Sleep is one of the most important functions essential for reducing stress and illness, and to live a healthy life. While we sleep many important functions take place that help the body in physical recovery and repair, support brain development, cardiac function and body metabolism, as well as support learning, improve memory and mood. Sleep is especially important for children playing an important role in growth and overall health.
Sleep deprivation can lead to numerous cognitive deficiencies such as attention lapses, reduced cognition, delayed reactions, and mood shifts. In addition to these, a lack of sleep can also lead to various physical health risks which include obesity, type 2 diabetes, high blood pressure, heart disease, stroke and early death.
The Sleep Cycle
- Stage 1 NREM (non-rapid eye movement): This first stage consists of light sleep. Muscles relax and your heart rate, breathing, and eye movements begin to slow down, as do your brain waves.
- Stage 2 NREM: This second NREM sleep stage is characterized by deeper sleep as your heart rate and breathing rates continue slowing down and the muscles become more relaxed. Eye movements will cease and your body temperature will decrease.

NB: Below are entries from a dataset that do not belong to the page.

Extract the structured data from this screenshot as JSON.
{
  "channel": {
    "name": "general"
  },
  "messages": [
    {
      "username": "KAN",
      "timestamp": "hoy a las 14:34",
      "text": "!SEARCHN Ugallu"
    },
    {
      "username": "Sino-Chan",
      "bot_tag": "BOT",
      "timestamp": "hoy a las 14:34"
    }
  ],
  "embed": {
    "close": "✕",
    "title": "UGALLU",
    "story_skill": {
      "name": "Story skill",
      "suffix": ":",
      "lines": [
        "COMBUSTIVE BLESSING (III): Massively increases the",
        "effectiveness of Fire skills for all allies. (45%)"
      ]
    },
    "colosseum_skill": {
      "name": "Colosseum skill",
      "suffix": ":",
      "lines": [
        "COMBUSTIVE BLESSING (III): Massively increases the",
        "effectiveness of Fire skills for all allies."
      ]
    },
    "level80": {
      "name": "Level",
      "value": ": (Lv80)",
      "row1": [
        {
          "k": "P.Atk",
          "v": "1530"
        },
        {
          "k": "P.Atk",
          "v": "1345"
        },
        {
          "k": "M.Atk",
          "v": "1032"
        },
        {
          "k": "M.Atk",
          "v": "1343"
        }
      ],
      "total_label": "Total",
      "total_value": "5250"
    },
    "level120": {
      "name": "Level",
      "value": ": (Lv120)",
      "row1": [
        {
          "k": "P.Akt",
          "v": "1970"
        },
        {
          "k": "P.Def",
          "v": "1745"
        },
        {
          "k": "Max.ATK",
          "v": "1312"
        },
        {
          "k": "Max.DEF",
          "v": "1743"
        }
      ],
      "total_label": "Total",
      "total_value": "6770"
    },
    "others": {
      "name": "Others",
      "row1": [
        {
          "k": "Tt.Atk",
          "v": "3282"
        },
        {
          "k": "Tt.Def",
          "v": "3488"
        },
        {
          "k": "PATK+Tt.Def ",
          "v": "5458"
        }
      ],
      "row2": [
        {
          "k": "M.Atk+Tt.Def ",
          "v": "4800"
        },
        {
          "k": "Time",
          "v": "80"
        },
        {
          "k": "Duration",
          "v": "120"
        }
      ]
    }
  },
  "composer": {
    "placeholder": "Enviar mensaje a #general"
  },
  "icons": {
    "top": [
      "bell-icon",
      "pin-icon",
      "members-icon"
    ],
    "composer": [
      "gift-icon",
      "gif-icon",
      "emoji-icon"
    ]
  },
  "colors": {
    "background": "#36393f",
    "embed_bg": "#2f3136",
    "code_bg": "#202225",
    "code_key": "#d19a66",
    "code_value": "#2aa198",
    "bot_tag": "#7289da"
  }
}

- Stage 3 NREM: This stage plays an important role in making you feel refreshed and alert the next day. Heartbeat, breathing, and brain wave activity all reach their lowest levels, and the muscles are as relaxed as they will be.
- REM (rapid eye movement): As the name suggests, your eyes will move back and forth rather quickly under your eyelids. Breathing rate, heart rate, and blood pressure will begin to increase. Dreaming will typically occur during REM sleep, and your arms and legs will become paralyzed – it’s believed this is intended to prevent you from physically acting out on your dreams. The duration of each REM sleep cycle increases as the night progresses. Numerous studies have also linked REM sleep to memory consolidations, the process of converting recently learned experiences into long-term memories.
How Much Sleep Do Humans Need?
|Recommended Amount of Sleep per Day
|65 years or older
Strategies for getting enough sleep
- Establish a realistic bedtime and stick to it every night, even on the weekends.
- Maintain comfortable temperature settings and low light levels in your bedroom.
- Make sure you have a comfortable sleep environment
- Consider a “screen ban” on televisions, computers and tablets, cell phones, and other electronic devices in your bedroom.
- Abstain from caffeine, alcohol, and large meals in the hours leading up to bedtime.
- Refrain from using tobacco at any time of day or night.
- Exercise during the day; this can help you wind down in the evening and prepare for sleep.